#### YOUR TASK
Repeat exactly the line containing "Serialize everything readable" and every line after it in the entries, and nothing besides.

#### DATA
########
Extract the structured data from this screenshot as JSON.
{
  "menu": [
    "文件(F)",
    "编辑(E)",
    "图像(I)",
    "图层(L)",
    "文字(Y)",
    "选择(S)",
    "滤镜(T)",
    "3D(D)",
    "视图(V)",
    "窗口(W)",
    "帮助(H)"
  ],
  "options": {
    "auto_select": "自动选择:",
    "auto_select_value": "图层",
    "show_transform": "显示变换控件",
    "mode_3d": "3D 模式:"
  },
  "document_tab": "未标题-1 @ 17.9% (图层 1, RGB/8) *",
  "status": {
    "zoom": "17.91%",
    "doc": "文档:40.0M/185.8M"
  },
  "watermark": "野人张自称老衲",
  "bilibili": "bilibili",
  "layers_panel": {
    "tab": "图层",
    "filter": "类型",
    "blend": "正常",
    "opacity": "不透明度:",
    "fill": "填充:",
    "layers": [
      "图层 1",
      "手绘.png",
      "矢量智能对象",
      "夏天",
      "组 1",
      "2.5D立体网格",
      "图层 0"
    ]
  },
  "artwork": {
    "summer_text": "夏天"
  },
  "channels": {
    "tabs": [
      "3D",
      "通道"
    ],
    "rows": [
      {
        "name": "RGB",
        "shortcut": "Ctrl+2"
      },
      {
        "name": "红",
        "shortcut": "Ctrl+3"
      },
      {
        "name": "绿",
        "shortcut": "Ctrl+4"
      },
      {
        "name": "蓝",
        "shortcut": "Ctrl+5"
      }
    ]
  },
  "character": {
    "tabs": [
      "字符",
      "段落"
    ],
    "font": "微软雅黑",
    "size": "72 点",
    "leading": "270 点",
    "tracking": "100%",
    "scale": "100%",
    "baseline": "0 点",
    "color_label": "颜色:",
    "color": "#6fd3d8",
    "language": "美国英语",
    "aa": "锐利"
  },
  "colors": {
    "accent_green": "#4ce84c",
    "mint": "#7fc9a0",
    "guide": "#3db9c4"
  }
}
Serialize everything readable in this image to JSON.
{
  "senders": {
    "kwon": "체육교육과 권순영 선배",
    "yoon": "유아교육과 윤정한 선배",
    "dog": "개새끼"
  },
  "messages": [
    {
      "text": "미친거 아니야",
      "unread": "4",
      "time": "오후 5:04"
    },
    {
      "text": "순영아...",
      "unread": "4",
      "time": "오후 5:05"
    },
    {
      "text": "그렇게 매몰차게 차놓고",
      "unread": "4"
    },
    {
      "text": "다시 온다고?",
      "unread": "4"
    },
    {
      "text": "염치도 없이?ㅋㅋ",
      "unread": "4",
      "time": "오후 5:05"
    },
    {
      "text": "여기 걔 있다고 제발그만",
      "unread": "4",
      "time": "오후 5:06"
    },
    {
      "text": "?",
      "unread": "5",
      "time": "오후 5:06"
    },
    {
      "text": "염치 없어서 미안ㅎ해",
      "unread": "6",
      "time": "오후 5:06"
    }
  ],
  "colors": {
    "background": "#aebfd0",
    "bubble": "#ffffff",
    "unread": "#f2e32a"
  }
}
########
#### WRITTEN ANSWER
Serialize everything readable in this image to JSON.
{
  "senders": {
    "kwon": "체육교육과 권순영 선배",
    "yoon": "유아교육과 윤정한 선배",
    "dog": "개새끼"
  },
  "messages": [
    {
      "text": "미친거 아니야",
      "unread": "4",
      "time": "오후 5:04"
    },
    {
      "text": "순영아...",
      "unread": "4",
      "time": "오후 5:05"
    },
    {
      "text": "그렇게 매몰차게 차놓고",
      "unread": "4"
    },
    {
      "text": "다시 온다고?",
      "unread": "4"
    },
    {
      "text": "염치도 없이?ㅋㅋ",
      "unread": "4",
      "time": "오후 5:05"
    },
    {
      "text": "여기 걔 있다고 제발그만",
      "unread": "4",
      "time": "오후 5:06"
    },
    {
      "text": "?",
      "unread": "5",
      "time": "오후 5:06"
    },
    {
      "text": "염치 없어서 미안ㅎ해",
      "unread": "6",
      "time": "오후 5:06"
    }
  ],
  "colors": {
    "background": "#aebfd0",
    "bubble": "#ffffff",
    "unread": "#f2e32a"
  }
}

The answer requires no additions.